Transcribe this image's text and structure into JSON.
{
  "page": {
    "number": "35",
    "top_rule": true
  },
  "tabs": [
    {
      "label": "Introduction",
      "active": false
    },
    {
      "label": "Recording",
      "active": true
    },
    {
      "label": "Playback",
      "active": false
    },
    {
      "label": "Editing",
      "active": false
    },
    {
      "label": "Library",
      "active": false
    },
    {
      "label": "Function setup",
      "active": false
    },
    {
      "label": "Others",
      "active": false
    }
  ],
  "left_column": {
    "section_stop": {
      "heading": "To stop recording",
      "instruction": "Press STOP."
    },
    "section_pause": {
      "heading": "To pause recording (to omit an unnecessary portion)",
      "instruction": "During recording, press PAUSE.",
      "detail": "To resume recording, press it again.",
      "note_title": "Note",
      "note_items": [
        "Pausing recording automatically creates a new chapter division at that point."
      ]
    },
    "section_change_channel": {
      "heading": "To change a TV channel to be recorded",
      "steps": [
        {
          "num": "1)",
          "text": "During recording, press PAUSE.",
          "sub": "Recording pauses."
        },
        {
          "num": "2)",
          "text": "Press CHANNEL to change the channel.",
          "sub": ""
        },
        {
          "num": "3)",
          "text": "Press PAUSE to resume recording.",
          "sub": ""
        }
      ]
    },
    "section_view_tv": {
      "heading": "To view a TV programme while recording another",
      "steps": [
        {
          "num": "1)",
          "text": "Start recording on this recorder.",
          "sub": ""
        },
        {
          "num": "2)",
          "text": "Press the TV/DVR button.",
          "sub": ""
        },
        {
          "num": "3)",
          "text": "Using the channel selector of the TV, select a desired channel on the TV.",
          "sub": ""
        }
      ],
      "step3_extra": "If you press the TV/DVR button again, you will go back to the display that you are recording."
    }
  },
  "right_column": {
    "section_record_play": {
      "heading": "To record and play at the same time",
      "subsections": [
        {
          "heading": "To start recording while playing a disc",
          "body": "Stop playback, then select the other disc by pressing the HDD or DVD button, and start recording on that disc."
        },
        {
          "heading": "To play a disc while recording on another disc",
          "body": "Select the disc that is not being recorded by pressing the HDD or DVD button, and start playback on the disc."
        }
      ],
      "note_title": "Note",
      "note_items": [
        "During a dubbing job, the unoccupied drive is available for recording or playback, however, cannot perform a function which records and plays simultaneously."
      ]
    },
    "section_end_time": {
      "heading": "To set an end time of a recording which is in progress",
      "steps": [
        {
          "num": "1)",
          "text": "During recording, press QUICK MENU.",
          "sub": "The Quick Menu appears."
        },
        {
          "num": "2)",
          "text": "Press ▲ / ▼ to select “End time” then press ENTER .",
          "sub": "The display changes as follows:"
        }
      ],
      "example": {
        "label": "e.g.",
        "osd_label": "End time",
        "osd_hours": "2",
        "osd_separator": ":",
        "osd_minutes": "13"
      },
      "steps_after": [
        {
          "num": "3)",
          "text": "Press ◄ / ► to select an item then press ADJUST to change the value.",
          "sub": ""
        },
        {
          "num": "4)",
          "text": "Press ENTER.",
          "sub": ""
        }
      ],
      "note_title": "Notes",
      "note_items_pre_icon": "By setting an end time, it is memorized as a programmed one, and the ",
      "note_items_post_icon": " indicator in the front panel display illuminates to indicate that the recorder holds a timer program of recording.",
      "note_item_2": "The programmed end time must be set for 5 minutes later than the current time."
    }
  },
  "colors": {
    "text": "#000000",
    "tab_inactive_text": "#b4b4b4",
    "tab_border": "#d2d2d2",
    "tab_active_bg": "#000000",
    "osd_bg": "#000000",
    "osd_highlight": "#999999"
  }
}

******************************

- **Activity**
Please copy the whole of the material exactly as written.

- **Answer below**
Transcribe this image's text and structure into JSON.
{
  "page": {
    "number": "35",
    "top_rule": true
  },
  "tabs": [
    {
      "label": "Introduction",
      "active": false
    },
    {
      "label": "Recording",
      "active": true
    },
    {
      "label": "Playback",
      "active": false
    },
    {
      "label": "Editing",
      "active": false
    },
    {
      "label": "Library",
      "active": false
    },
    {
      "label": "Function setup",
      "active": false
    },
    {
      "label": "Others",
      "active": false
    }
  ],
  "left_column": {
    "section_stop": {
      "heading": "To stop recording",
      "instruction": "Press STOP."
    },
    "section_pause": {
      "heading": "To pause recording (to omit an unnecessary portion)",
      "instruction": "During recording, press PAUSE.",
      "detail": "To resume recording, press it again.",
      "note_title": "Note",
      "note_items": [
        "Pausing recording automatically creates a new chapter division at that point."
      ]
    },
    "section_change_channel": {
      "heading": "To change a TV channel to be recorded",
      "steps": [
        {
          "num": "1)",
          "text": "During recording, press PAUSE.",
          "sub": "Recording pauses."
        },
        {
          "num": "2)",
          "text": "Press CHANNEL to change the channel.",
          "sub": ""
        },
        {
          "num": "3)",
          "text": "Press PAUSE to resume recording.",
          "sub": ""
        }
      ]
    },
    "section_view_tv": {
      "heading": "To view a TV programme while recording another",
      "steps": [
        {
          "num": "1)",
          "text": "Start recording on this recorder.",
          "sub": ""
        },
        {
          "num": "2)",
          "text": "Press the TV/DVR button.",
          "sub": ""
        },
        {
          "num": "3)",
          "text": "Using the channel selector of the TV, select a desired channel on the TV.",
          "sub": ""
        }
      ],
      "step3_extra": "If you press the TV/DVR button again, you will go back to the display that you are recording."
    }
  },
  "right_column": {
    "section_record_play": {
      "heading": "To record and play at the same time",
      "subsections": [
        {
          "heading": "To start recording while playing a disc",
          "body": "Stop playback, then select the other disc by pressing the HDD or DVD button, and start recording on that disc."
        },
        {
          "heading": "To play a disc while recording on another disc",
          "body": "Select the disc that is not being recorded by pressing the HDD or DVD button, and start playback on the disc."
        }
      ],
      "note_title": "Note",
      "note_items": [
        "During a dubbing job, the unoccupied drive is available for recording or playback, however, cannot perform a function which records and plays simultaneously."
      ]
    },
    "section_end_time": {
      "heading": "To set an end time of a recording which is in progress",
      "steps": [
        {
          "num": "1)",
          "text": "During recording, press QUICK MENU.",
          "sub": "The Quick Menu appears."
        },
        {
          "num": "2)",
          "text": "Press ▲ / ▼ to select “End time” then press ENTER .",
          "sub": "The display changes as follows:"
        }
      ],
      "example": {
        "label": "e.g.",
        "osd_label": "End time",
        "osd_hours": "2",
        "osd_separator": ":",
        "osd_minutes": "13"
      },
      "steps_after": [
        {
          "num": "3)",
          "text": "Press ◄ / ► to select an item then press ADJUST to change the value.",
          "sub": ""
        },
        {
          "num": "4)",
          "text": "Press ENTER.",
          "sub": ""
        }
      ],
      "note_title": "Notes",
      "note_items_pre_icon": "By setting an end time, it is memorized as a programmed one, and the ",
      "note_items_post_icon": " indicator in the front panel display illuminates to indicate that the recorder holds a timer program of recording.",
      "note_item_2": "The programmed end time must be set for 5 minutes later than the current time."
    }
  },
  "colors": {
    "text": "#000000",
    "tab_inactive_text": "#b4b4b4",
    "tab_border": "#d2d2d2",
    "tab_active_bg": "#000000",
    "osd_bg": "#000000",
    "osd_highlight": "#999999"
  }
}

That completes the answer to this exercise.